Brown Suede Jacket Katy Callahan
Hanging from a miserable chair in the corner
of the kitchen where we once read Dickens and concocted vengeance,
your brown suede jacket begs for satisfaction.
You ran from it
like a lothario from his latest bottle-blonde conquest,
declaring it too beautiful, too Hollywood for the
Douchebag Laureate of Cape May.
Except it is November
and you had worn it every winter since four Christmases ago
when you yanked it out of the crimson Macy’s box
and bowed at Dad’s feet,
butterfly kissing the lining’s fleece.
Mom wails for her smart sweet boy, and I picture you

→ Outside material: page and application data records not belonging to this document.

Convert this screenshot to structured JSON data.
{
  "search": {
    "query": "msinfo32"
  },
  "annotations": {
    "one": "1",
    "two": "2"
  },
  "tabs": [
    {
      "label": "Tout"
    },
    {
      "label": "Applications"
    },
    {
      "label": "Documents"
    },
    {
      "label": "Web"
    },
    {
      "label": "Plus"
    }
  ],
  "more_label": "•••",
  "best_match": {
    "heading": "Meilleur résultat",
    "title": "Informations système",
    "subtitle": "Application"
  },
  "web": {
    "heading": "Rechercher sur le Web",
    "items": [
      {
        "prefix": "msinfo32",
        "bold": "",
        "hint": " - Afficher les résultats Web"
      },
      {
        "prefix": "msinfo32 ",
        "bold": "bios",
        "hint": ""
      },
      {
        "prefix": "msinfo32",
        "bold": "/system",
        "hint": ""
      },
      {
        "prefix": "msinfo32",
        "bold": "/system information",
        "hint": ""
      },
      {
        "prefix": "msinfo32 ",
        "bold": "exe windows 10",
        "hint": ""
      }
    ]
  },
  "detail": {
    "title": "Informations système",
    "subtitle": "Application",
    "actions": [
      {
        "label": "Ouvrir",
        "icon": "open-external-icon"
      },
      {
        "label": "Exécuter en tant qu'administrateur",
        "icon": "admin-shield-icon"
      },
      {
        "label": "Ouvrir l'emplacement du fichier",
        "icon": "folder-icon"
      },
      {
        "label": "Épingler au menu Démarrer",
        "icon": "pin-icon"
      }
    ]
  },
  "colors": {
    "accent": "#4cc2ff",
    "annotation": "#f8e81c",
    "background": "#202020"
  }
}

getting off that northbound bus, walking
down Pacific Avenue, Caulfielding everyone you see,
even the glittery girls who live off of phony
because they need to you wear them fervently

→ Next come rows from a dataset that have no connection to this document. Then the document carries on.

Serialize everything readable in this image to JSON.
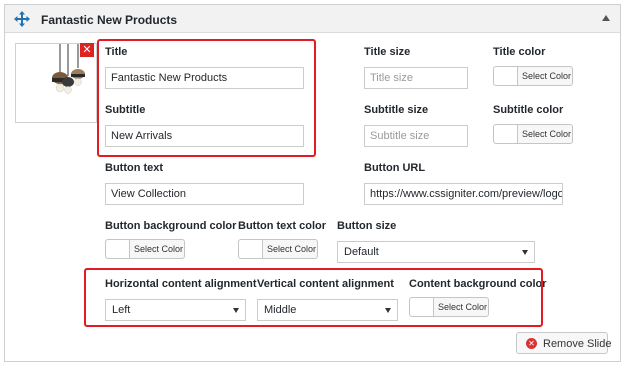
{
  "panel": {
    "title": "Fantastic New Products"
  },
  "fields": {
    "title_label": "Title",
    "title_value": "Fantastic New Products",
    "subtitle_label": "Subtitle",
    "subtitle_value": "New Arrivals",
    "title_size_label": "Title size",
    "title_size_placeholder": "Title size",
    "title_color_label": "Title color",
    "subtitle_size_label": "Subtitle size",
    "subtitle_size_placeholder": "Subtitle size",
    "subtitle_color_label": "Subtitle color",
    "button_text_label": "Button text",
    "button_text_value": "View Collection",
    "button_url_label": "Button URL",
    "button_url_value": "https://www.cssigniter.com/preview/logo",
    "button_bg_color_label": "Button background color",
    "button_text_color_label": "Button text color",
    "button_size_label": "Button size",
    "button_size_value": "Default",
    "h_align_label": "Horizontal content alignment",
    "h_align_value": "Left",
    "v_align_label": "Vertical content alignment",
    "v_align_value": "Middle",
    "content_bg_label": "Content background color"
  },
  "color_picker": {
    "label": "Select Color"
  },
  "actions": {
    "remove_slide": "Remove Slide"
  },
  "colors": {
    "highlight": "#e31b23",
    "remove": "#dc3232",
    "move_icon": "#2271b1"
  },
  "icons": {
    "move": "move-icon",
    "collapse": "triangle-up-icon",
    "remove_image": "close-icon",
    "remove_slide": "circle-x-icon"
  }
}
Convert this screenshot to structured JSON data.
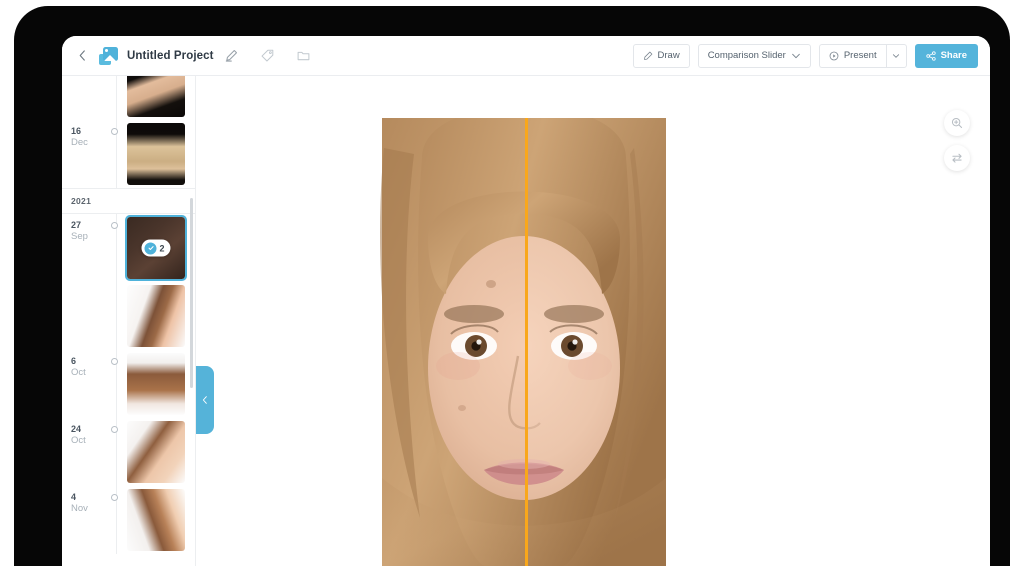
{
  "app": {
    "header": {
      "back_icon": "chevron-left-icon",
      "project_icon": "stacked-photos-icon",
      "title": "Untitled Project",
      "edit_icon": "pencil-icon",
      "tag_icon": "tag-icon",
      "folder_icon": "folder-icon",
      "toolbar": {
        "draw_label": "Draw",
        "draw_icon": "pen-icon",
        "comparison_label": "Comparison Slider",
        "comparison_caret_icon": "chevron-down-icon",
        "present_label": "Present",
        "present_icon": "play-circle-icon",
        "present_caret_icon": "chevron-down-icon",
        "share_label": "Share",
        "share_icon": "share-nodes-icon"
      }
    },
    "sidebar": {
      "collapse_icon": "chevron-left-icon",
      "groups": [
        {
          "type": "entry",
          "day": "",
          "month": "",
          "has_dot": false,
          "thumb_style": "dark-portrait-shoulders",
          "selected": false,
          "badge": null
        },
        {
          "type": "entry",
          "day": "16",
          "month": "Dec",
          "has_dot": true,
          "thumb_style": "dark-portrait-back",
          "selected": false,
          "badge": null
        },
        {
          "type": "year",
          "label": "2021"
        },
        {
          "type": "entry",
          "day": "27",
          "month": "Sep",
          "has_dot": true,
          "thumb_style": "dark-closeup",
          "selected": true,
          "badge": {
            "count": "2",
            "check_icon": "check-circle-icon"
          }
        },
        {
          "type": "entry",
          "day": "",
          "month": "",
          "has_dot": false,
          "thumb_style": "light-profile-left",
          "selected": false,
          "badge": null
        },
        {
          "type": "entry",
          "day": "6",
          "month": "Oct",
          "has_dot": true,
          "thumb_style": "light-back-ponytail",
          "selected": false,
          "badge": null
        },
        {
          "type": "entry",
          "day": "24",
          "month": "Oct",
          "has_dot": true,
          "thumb_style": "light-three-quarter",
          "selected": false,
          "badge": null
        },
        {
          "type": "entry",
          "day": "4",
          "month": "Nov",
          "has_dot": true,
          "thumb_style": "light-profile-right",
          "selected": false,
          "badge": null
        }
      ]
    },
    "canvas": {
      "tools": [
        {
          "name": "zoom-in-tool",
          "icon": "magnifier-plus-icon"
        },
        {
          "name": "flip-compare-tool",
          "icon": "swap-arrows-icon"
        }
      ],
      "comparison": {
        "mode": "Comparison Slider",
        "divider_color": "#f9a71b",
        "divider_position_pct": 50,
        "left_label": "",
        "right_label": ""
      }
    },
    "colors": {
      "accent": "#54b4db",
      "divider": "#f9a71b",
      "text": "#2f3a45",
      "muted": "#a7b0b8",
      "border": "#e3e6ea"
    }
  }
}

and then leave them hanging
like this, tenderly despised.